The military rulers of Myanmar, formerly Burma, have forcibly removed thousands of people from its capital city this year to resettlement areas in the barren countryside, according to diplomats who witnessed the relocations. Some of the diplomats, contacted by telephone in Yangon, formerly Rangoon, said the forced removals _ officially part of a new population-resettlement program _ are aimed at breaking up potential opposition political strongholds and preventing demonstrations for democracy such as those that erupted in the summer of 1988 and brought the government to the edge of collapse before being crushed by the army.
While many of the people targeted for relocation are listed as squatters, most have been living in the same houses for the past 30 or 40 years, the diplomats said.
Many of the poor neighborhoods being affected by the program are in the same areas in which people turned out in large numbers in the 1988 anti-government protests and the opposition National League for Democracy is believed to have its strongest support, they said.
About 160,000 people have been targeted nationwide for forced removal from the cities to satellite towns, according to diplomats familiar with the government's plan. Diplomats here monitoring the situation also said that forced removals were under way in the northern city of Mandalay.

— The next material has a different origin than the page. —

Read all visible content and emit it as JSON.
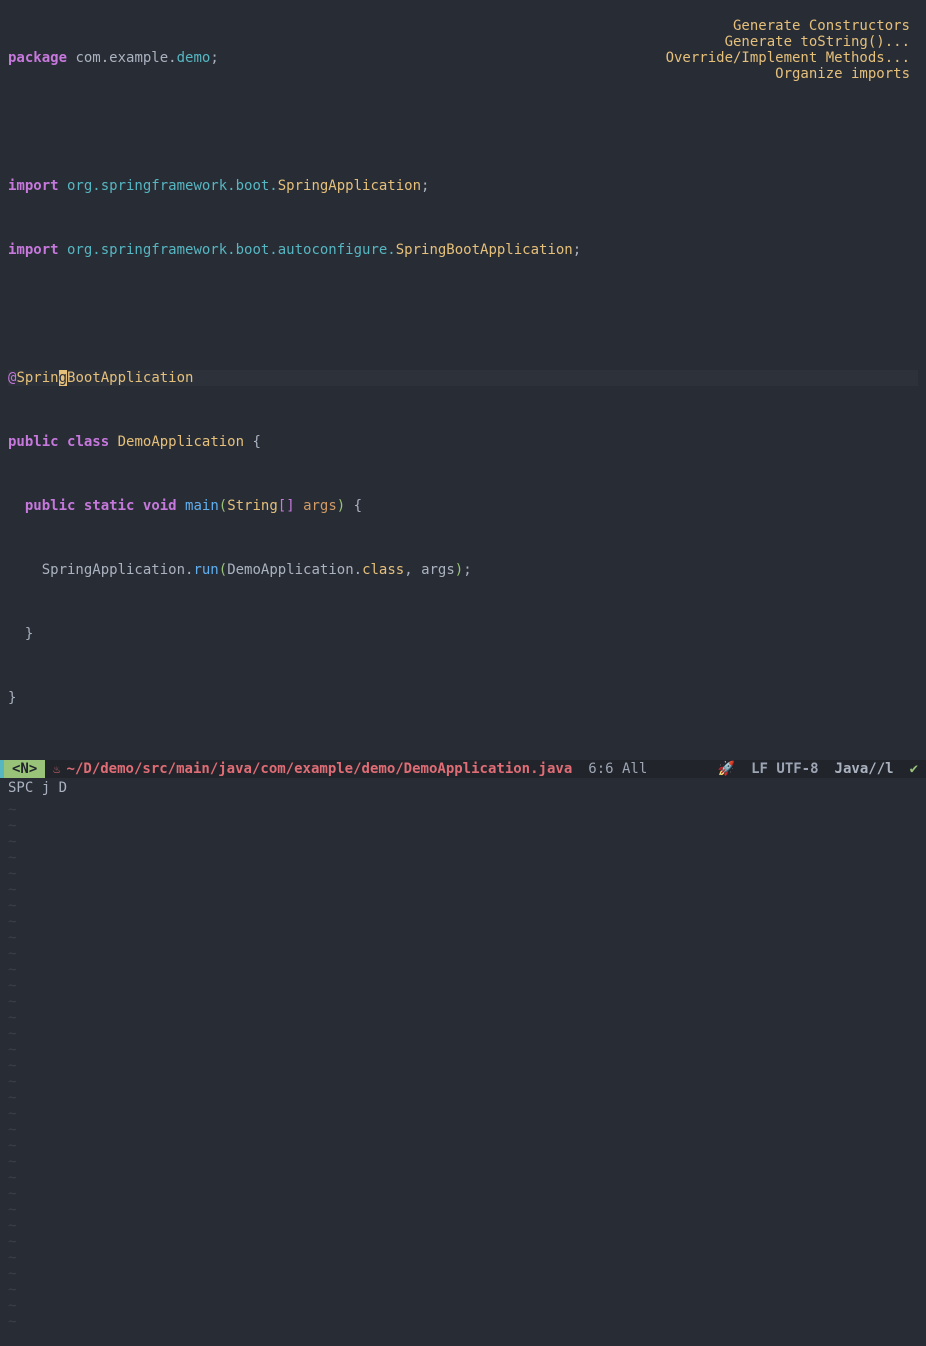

The diplomats said they see the forced relocations as part of a systematic government campaign to harass and intimidate Myanmar's new political opposition by arresting some of its top leaders and trying to break its base of popular support before national elections scheduled for May 27.